There it is, got the L” came the reply. UCLA heard a round of applause in the background from the receiver.

“Okay, very very good, just a second, we’ll send the letter O”, Kline said from UCLA to Duval at Stanford.

Oh my God, we just got an O, keep going.”

“Get ready, here’s a G coming, let me know when you’ve got it”. But then, a few seconds passed before Duval said “Did you send it?”

“Yeah, we just sent the G, have you got it?” the reply came from UCLA, but a few more seconds passed in silence.

Damn it, the 940 has just crashed” came from Stanford.

Who cares, we did it, it’s a success! Bring out the champagne!” 

About a half hour later the computer scientists tried the test again and were able to transmit the word “Login”.

The historical value of the evening of the 29th of October, 1969

The evening of October 29th 1969, the first message was sent between two computers, which was a very important advancement for the history of technology and electronics. These computers had significantly lower performance abilities than a simple smartphone today – in the realm of 129KB if RAN and 24 MB of disk space.

This was in the “Jurassic” period of computer science, the era of great innovation and scientific research, but also of great hackers and computer science pioneers who laid the foundations of the modern internet and of every piece of technology that surrounds us today in our daily lives. 

The 3420 Boelter Hall at UCLA.

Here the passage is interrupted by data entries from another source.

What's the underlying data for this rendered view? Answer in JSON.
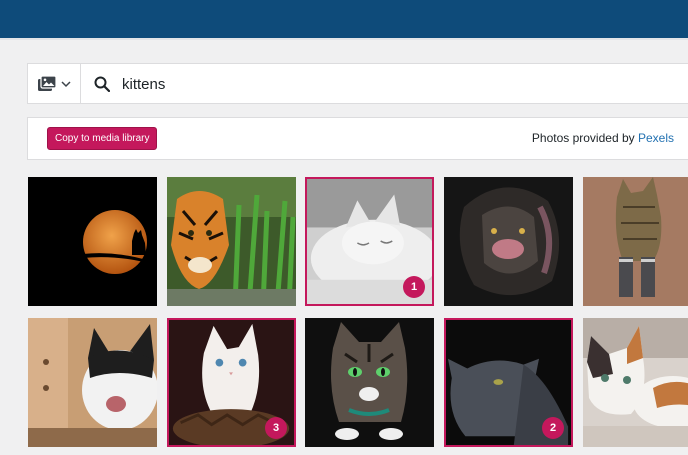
{
  "search": {
    "type_icon": "image-gallery-icon",
    "query": "kittens"
  },
  "toolbar": {
    "copy_label": "Copy to media library",
    "credit_prefix": "Photos provided by",
    "credit_link": "Pexels"
  },
  "colors": {
    "top_bar": "#0e4b7a",
    "accent": "#c4185c",
    "link": "#2271b1"
  },
  "results": [
    {
      "name": "moon-cat-silhouette",
      "selected": false,
      "order": ""
    },
    {
      "name": "tiger-in-grass",
      "selected": false,
      "order": ""
    },
    {
      "name": "sleeping-white-cat",
      "selected": true,
      "order": "1"
    },
    {
      "name": "lion-portrait",
      "selected": false,
      "order": ""
    },
    {
      "name": "tabby-cat-standing",
      "selected": false,
      "order": ""
    },
    {
      "name": "yawning-cat",
      "selected": false,
      "order": ""
    },
    {
      "name": "white-kitten",
      "selected": true,
      "order": "3"
    },
    {
      "name": "tabby-green-eyes",
      "selected": false,
      "order": ""
    },
    {
      "name": "grey-cat-looking-up",
      "selected": true,
      "order": "2"
    },
    {
      "name": "lying-calico-cat",
      "selected": false,
      "order": ""
    }
  ]
}
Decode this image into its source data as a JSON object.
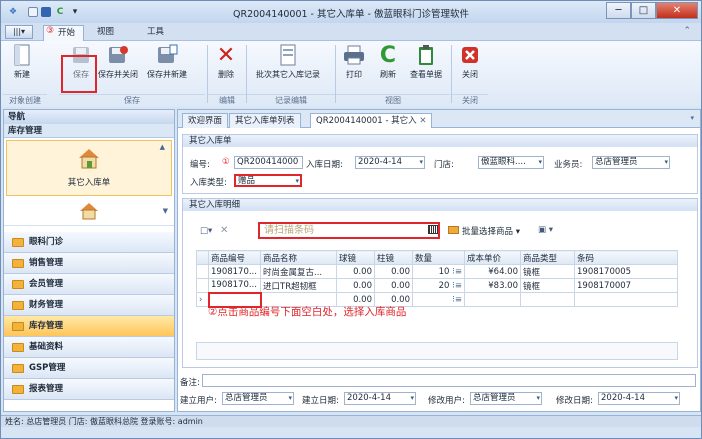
{
  "window": {
    "title": "QR2004140001 - 其它入库单 - 傲蓝眼科门诊管理软件",
    "min": "─",
    "max": "□",
    "close": "✕"
  },
  "quick_access": {
    "dropdown": "▾"
  },
  "ribbon_tabs": {
    "file": "|||▾",
    "start": "开始",
    "view": "视图",
    "tools": "工具",
    "collapse": "⌃"
  },
  "annotations": {
    "n1": "①",
    "n3": "③",
    "hint": "②点击商品编号下面空白处，选择入库商品"
  },
  "toolbar": {
    "new": "新建",
    "save": "保存",
    "save_close": "保存并关闭",
    "save_new": "保存并新建",
    "delete": "删除",
    "batch": "批次其它入库记录",
    "print": "打印",
    "refresh": "刷新",
    "view_doc": "查看单据",
    "close": "关闭"
  },
  "groups": {
    "create": "对象创建",
    "save": "保存",
    "edit": "编辑",
    "record_edit": "记录编辑",
    "view": "视图",
    "close": "关闭"
  },
  "nav": {
    "title": "导航",
    "sub": "库存管理",
    "big_item": "其它入库单",
    "items": [
      "眼科门诊",
      "销售管理",
      "会员管理",
      "财务管理",
      "库存管理",
      "基础资料",
      "GSP管理",
      "报表管理"
    ]
  },
  "doc_tabs": [
    "欢迎界面",
    "其它入库单列表",
    "QR2004140001 - 其它入"
  ],
  "doc_tab_close": "✕",
  "form": {
    "section": "其它入库单",
    "code_label": "编号:",
    "code_value": "QR200414000",
    "date_label": "入库日期:",
    "date_value": "2020-4-14",
    "store_label": "门店:",
    "store_value": "傲蓝眼科....",
    "clerk_label": "业务员:",
    "clerk_value": "总店管理员",
    "type_label": "入库类型:",
    "type_value": "赠品"
  },
  "detail": {
    "section": "其它入库明细",
    "scan_placeholder": "请扫描条码",
    "batch_select": "批量选择商品",
    "add": "□▾",
    "remove": "✕"
  },
  "table": {
    "headers": [
      "商品编号",
      "商品名称",
      "球镜",
      "柱镜",
      "数量",
      "成本单价",
      "商品类型",
      "条码"
    ],
    "rows": [
      [
        "1908170...",
        "时尚金属复古...",
        "0.00",
        "0.00",
        "10",
        "¥64.00",
        "镜框",
        "1908170005"
      ],
      [
        "1908170...",
        "进口TR超韧框",
        "0.00",
        "0.00",
        "20",
        "¥83.00",
        "镜框",
        "1908170007"
      ],
      [
        "",
        "",
        "0.00",
        "0.00",
        "",
        "",
        "",
        ""
      ]
    ]
  },
  "footer": {
    "remark_label": "备注:",
    "creator_label": "建立用户:",
    "creator_value": "总店管理员",
    "create_date_label": "建立日期:",
    "create_date_value": "2020-4-14",
    "modifier_label": "修改用户:",
    "modifier_value": "总店管理员",
    "modify_date_label": "修改日期:",
    "modify_date_value": "2020-4-14"
  },
  "status": "姓名: 总店管理员  门店: 傲蓝眼科总院  登录账号: admin",
  "colors": {
    "accent_red": "#e0262a",
    "nav_selected": "#ffc55a"
  }
}
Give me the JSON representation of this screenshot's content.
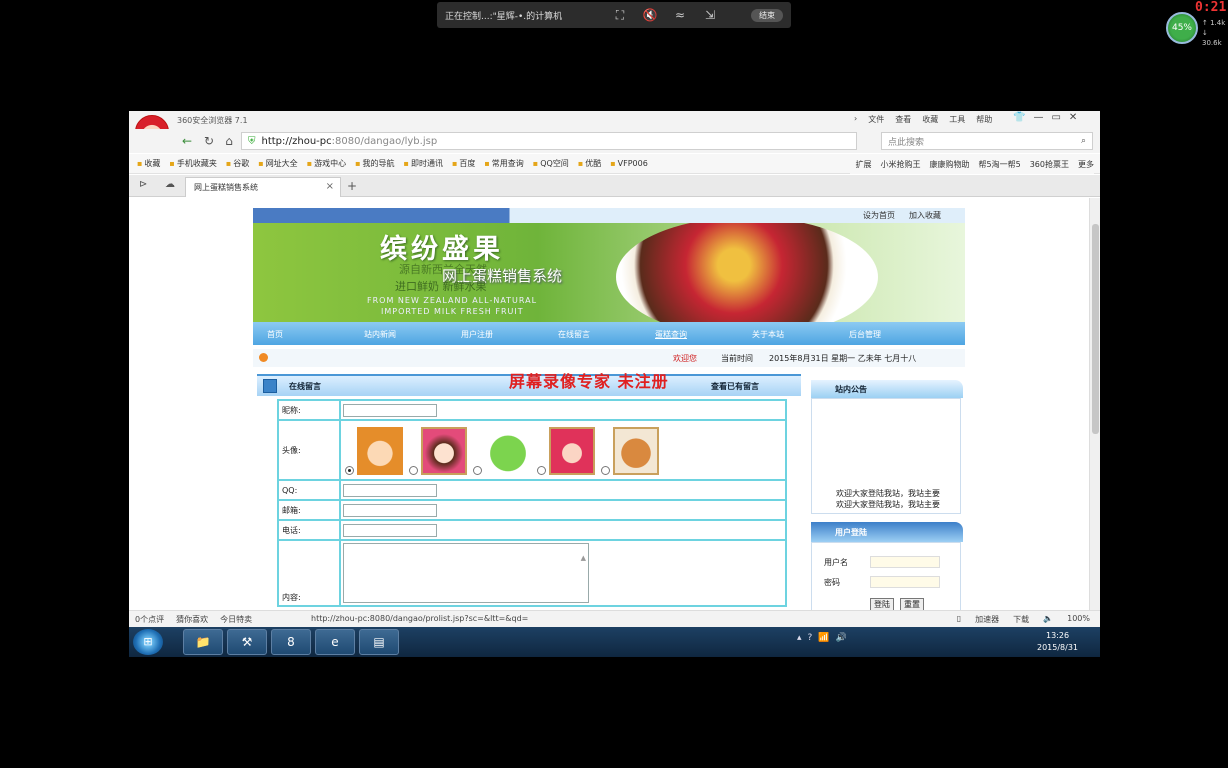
{
  "remote_bar": {
    "text": "正在控制...:\"星辉-•.的计算机",
    "end_label": "结束",
    "icons": [
      "screen-icon",
      "mute-icon",
      "network-icon",
      "pin-icon"
    ]
  },
  "recording_time": "0:21",
  "net_widget": {
    "percent": "45%",
    "up": "1.4k",
    "down": "30.6k"
  },
  "browser": {
    "title": "360安全浏览器 7.1",
    "menu": [
      "文件",
      "查看",
      "收藏",
      "工具",
      "帮助"
    ],
    "url_host": "http://zhou-pc",
    "url_rest": ":8080/dangao/lyb.jsp",
    "search_placeholder": "点此搜索",
    "bookmarks": [
      "收藏",
      "手机收藏夹",
      "谷歌",
      "网址大全",
      "游戏中心",
      "我的导航",
      "即时通讯",
      "百度",
      "常用查询",
      "QQ空间",
      "优酷",
      "VFP006"
    ],
    "bookmarks_right": [
      "扩展",
      "小米抢购王",
      "康康购物助",
      "帮5淘一帮5",
      "360抢票王",
      "更多"
    ],
    "tab_title": "网上蛋糕销售系统"
  },
  "site": {
    "top_links": [
      "设为首页",
      "加入收藏"
    ],
    "banner_title": "缤纷盛果",
    "banner_system": "网上蛋糕销售系统",
    "banner_sub1": "源自新西兰全天然",
    "banner_sub2": "进口鲜奶 新鲜水果",
    "banner_en1": "FROM NEW ZEALAND ALL-NATURAL",
    "banner_en2": "IMPORTED MILK FRESH FRUIT",
    "nav": [
      "首页",
      "站内新闻",
      "用户注册",
      "在线留言",
      "蛋糕查询",
      "关于本站",
      "后台管理"
    ],
    "welcome": "欢迎您",
    "now_label": "当前时间",
    "date": "2015年8月31日 星期一 乙未年 七月十八",
    "watermark": "屏幕录像专家  未注册",
    "message": {
      "title": "在线留言",
      "view_link": "查看已有留言",
      "nickname_label": "昵称:",
      "avatar_label": "头像:",
      "qq_label": "QQ:",
      "email_label": "邮箱:",
      "phone_label": "电话:",
      "content_label": "内容:"
    },
    "notice": {
      "title": "站内公告",
      "line1": "欢迎大家登陆我站，我站主要",
      "line2": "欢迎大家登陆我站，我站主要"
    },
    "login": {
      "title": "用户登陆",
      "user_label": "用户名",
      "pass_label": "密码",
      "login_btn": "登陆",
      "reset_btn": "重置"
    }
  },
  "statusbar": {
    "left": [
      "0个点评",
      "猜你喜欢",
      "今日特卖"
    ],
    "url": "http://zhou-pc:8080/dangao/prolist.jsp?sc=&ltt=&qd=",
    "accelerator": "加速器",
    "download": "下载",
    "zoom": "100%"
  },
  "taskbar": {
    "time": "13:26",
    "date": "2015/8/31"
  }
}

A journey that starts from afar

It is clear that the first message in a network between computers was the arrival point of a long journey, carried out in the design and implementation of a network that starts from even further back. In fact, it was the American president Eisenhower, terrified that America might lose its scientific advantage, who gathered the best scientists of the time around him by appointing James Killian as Head of ARPA – the Advanced Project Research Agency. 

It was then that the military and academics, in the midst of the Cold War, developed a military network capable of resisting nuclear attack together. They also worked together to allocate human and financial resources dedicated to scientific research in the best way, thanks also to the collaboration at all levels including also companies. Although, it was the academics who were those to theorise, design and develop the network. 

In 1967, Lawrence Roberts, as program manager, began to theorise ARPANET by using packet switching techniques invented by British computer scientist Donald Davies and the American Paul Baran. Once the design was completed, ARPA issued a Request for Quotation to build the system, which was assigned to Bolt, Bèranek, and Newman – the famous BBN technology. Their company contributed to the birth of the internet in a fundamental way, by designing the routing, flow control, software design and network control. Lawrence Roberts managed the implementation of ARPANET and in 1968 asked Leonard Kleinrock to perform the mathematical modelling of packet switched network performance such as “queue theory”, a branch of research which has applications in many fields.

The written note of the failure of the first message at 22:30 in the IMP Log

The fateful night in 1969

What happened on the evening of the 29th of October 1969 was the end of a journey, but all masterpieces come to life after intense and meticulous work beforehand.

To speak about this today is similar to talking about a past geological era, when dinosaurs roamed the Earth, even though we’re are only referring to little over 50 years ago. If we were to think about today’s technology in that era, what would come to mind? On that day, probably, other than the first message sent in a computer network, Denial of Service (DoS) was born, without the academic world being aware of it, but that is a whole other story…..

Tara Lie
Cyber Security analyst from Perth, Western Australia, focused on governance, risk quantification and compliance. Graduate of cyber security and pure mathematics, with a second-major in Italian Studies. Tara has earned a Master's degree in Cyber Security, and has a great passion for quantum-preparedness.